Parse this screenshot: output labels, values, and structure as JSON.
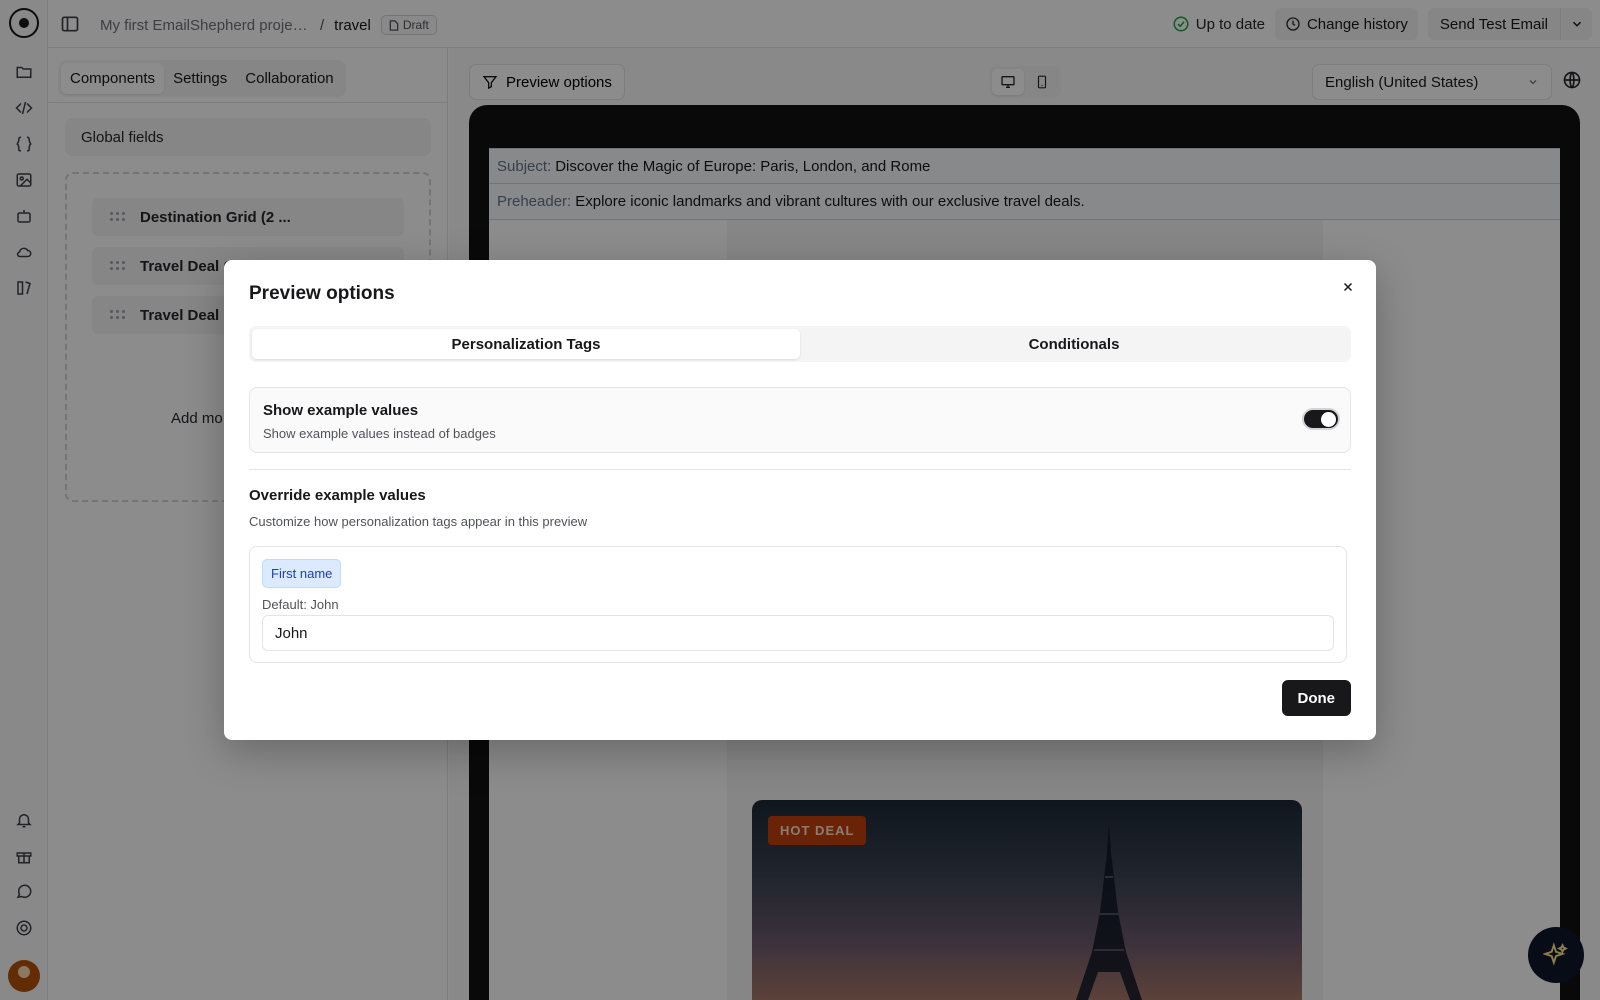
{
  "topbar": {
    "breadcrumb_project": "My first EmailShepherd projec...",
    "breadcrumb_separator": "/",
    "breadcrumb_current": "travel",
    "status_badge": "Draft",
    "sync_status": "Up to date",
    "change_history": "Change history",
    "send_test": "Send Test Email"
  },
  "panel": {
    "tabs": [
      "Components",
      "Settings",
      "Collaboration"
    ],
    "active_tab": "Components",
    "global_fields": "Global fields",
    "components": [
      "Destination Grid (2 ...",
      "Travel Deal C",
      "Travel Deal C"
    ],
    "add_more": "Add mo"
  },
  "canvas": {
    "preview_options": "Preview options",
    "language": "English (United States)",
    "subject_label": "Subject:",
    "subject": "Discover the Magic of Europe: Paris, London, and Rome",
    "preheader_label": "Preheader:",
    "preheader": "Explore iconic landmarks and vibrant cultures with our exclusive travel deals.",
    "hero_badge": "HOT DEAL"
  },
  "modal": {
    "title": "Preview options",
    "tabs": [
      "Personalization Tags",
      "Conditionals"
    ],
    "active_tab": "Personalization Tags",
    "show_examples_title": "Show example values",
    "show_examples_desc": "Show example values instead of badges",
    "show_examples_enabled": true,
    "override_title": "Override example values",
    "override_desc": "Customize how personalization tags appear in this preview",
    "field_tag": "First name",
    "field_default": "Default: John",
    "field_value": "John",
    "done": "Done"
  },
  "icons": [
    "logo-icon",
    "sidebar-toggle-icon",
    "folder-icon",
    "code-icon",
    "braces-icon",
    "image-icon",
    "robot-icon",
    "cloud-icon",
    "settings-icon",
    "bell-icon",
    "gift-icon",
    "chat-icon",
    "help-icon",
    "check-circle-icon",
    "clock-icon",
    "chevron-down-icon",
    "filter-icon",
    "desktop-icon",
    "mobile-icon",
    "globe-icon",
    "close-icon",
    "sparkle-icon"
  ],
  "colors": {
    "overlay": "rgba(0,0,0,0.45)",
    "primary": "#18181b",
    "tag_bg": "#dbeafe",
    "hot_deal": "#c2410c"
  }
}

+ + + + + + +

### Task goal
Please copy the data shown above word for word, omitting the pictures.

### Result
Parse this screenshot: output labels, values, and structure as JSON.
{
  "topbar": {
    "breadcrumb_project": "My first EmailShepherd projec...",
    "breadcrumb_separator": "/",
    "breadcrumb_current": "travel",
    "status_badge": "Draft",
    "sync_status": "Up to date",
    "change_history": "Change history",
    "send_test": "Send Test Email"
  },
  "panel": {
    "tabs": [
      "Components",
      "Settings",
      "Collaboration"
    ],
    "active_tab": "Components",
    "global_fields": "Global fields",
    "components": [
      "Destination Grid (2 ...",
      "Travel Deal C",
      "Travel Deal C"
    ],
    "add_more": "Add mo"
  },
  "canvas": {
    "preview_options": "Preview options",
    "language": "English (United States)",
    "subject_label": "Subject:",
    "subject": "Discover the Magic of Europe: Paris, London, and Rome",
    "preheader_label": "Preheader:",
    "preheader": "Explore iconic landmarks and vibrant cultures with our exclusive travel deals.",
    "hero_badge": "HOT DEAL"
  },
  "modal": {
    "title": "Preview options",
    "tabs": [
      "Personalization Tags",
      "Conditionals"
    ],
    "active_tab": "Personalization Tags",
    "show_examples_title": "Show example values",
    "show_examples_desc": "Show example values instead of badges",
    "show_examples_enabled": true,
    "override_title": "Override example values",
    "override_desc": "Customize how personalization tags appear in this preview",
    "field_tag": "First name",
    "field_default": "Default: John",
    "field_value": "John",
    "done": "Done"
  },
  "icons": [
    "logo-icon",
    "sidebar-toggle-icon",
    "folder-icon",
    "code-icon",
    "braces-icon",
    "image-icon",
    "robot-icon",
    "cloud-icon",
    "settings-icon",
    "bell-icon",
    "gift-icon",
    "chat-icon",
    "help-icon",
    "check-circle-icon",
    "clock-icon",
    "chevron-down-icon",
    "filter-icon",
    "desktop-icon",
    "mobile-icon",
    "globe-icon",
    "close-icon",
    "sparkle-icon"
  ],
  "colors": {
    "overlay": "rgba(0,0,0,0.45)",
    "primary": "#18181b",
    "tag_bg": "#dbeafe",
    "hot_deal": "#c2410c"
  }
}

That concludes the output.